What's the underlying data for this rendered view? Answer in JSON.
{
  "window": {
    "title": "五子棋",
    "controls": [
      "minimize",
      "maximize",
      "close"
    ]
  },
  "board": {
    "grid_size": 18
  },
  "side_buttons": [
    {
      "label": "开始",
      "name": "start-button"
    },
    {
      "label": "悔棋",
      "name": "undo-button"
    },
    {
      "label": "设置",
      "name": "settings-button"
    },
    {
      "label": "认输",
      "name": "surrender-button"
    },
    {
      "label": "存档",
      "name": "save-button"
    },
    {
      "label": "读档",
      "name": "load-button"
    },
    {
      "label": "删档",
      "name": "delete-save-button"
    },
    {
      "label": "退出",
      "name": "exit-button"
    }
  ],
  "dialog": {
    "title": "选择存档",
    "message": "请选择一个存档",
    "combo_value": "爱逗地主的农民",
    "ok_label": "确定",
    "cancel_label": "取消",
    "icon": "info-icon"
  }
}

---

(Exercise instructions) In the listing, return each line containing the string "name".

(Solution to the problem)
      "name": "start-button"
      "name": "undo-button"
      "name": "settings-button"
      "name": "surrender-button"
      "name": "save-button"
      "name": "load-button"
      "name": "delete-save-button"
      "name": "exit-button"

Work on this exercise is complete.